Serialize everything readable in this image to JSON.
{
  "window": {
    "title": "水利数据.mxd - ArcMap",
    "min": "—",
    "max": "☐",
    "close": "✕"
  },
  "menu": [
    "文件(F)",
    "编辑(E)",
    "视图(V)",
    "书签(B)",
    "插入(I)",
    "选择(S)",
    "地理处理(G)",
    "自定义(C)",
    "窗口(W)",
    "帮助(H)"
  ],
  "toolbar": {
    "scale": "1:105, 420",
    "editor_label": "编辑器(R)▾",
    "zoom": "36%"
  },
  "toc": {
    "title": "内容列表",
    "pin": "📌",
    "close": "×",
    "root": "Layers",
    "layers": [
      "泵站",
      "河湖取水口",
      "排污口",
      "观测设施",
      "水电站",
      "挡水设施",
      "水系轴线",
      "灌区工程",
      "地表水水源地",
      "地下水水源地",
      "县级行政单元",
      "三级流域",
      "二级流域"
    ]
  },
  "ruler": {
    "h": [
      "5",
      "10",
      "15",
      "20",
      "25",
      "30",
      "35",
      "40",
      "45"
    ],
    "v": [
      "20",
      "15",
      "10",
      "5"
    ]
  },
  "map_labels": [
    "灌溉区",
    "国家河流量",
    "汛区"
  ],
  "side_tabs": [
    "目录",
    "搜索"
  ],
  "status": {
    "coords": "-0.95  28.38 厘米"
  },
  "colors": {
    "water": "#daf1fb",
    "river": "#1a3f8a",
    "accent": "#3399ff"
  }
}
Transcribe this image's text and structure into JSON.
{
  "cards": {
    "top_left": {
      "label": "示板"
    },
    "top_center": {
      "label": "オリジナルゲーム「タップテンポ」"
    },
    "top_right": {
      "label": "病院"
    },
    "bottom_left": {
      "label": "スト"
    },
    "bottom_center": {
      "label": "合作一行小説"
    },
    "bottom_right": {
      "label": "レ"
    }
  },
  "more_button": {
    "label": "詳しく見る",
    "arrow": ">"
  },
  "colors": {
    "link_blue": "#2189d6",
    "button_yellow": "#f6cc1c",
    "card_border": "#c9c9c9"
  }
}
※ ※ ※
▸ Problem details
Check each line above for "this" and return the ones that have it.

▸ Answer below
Serialize everything readable in this image to JSON.
Transcribe this image's text and structure into JSON.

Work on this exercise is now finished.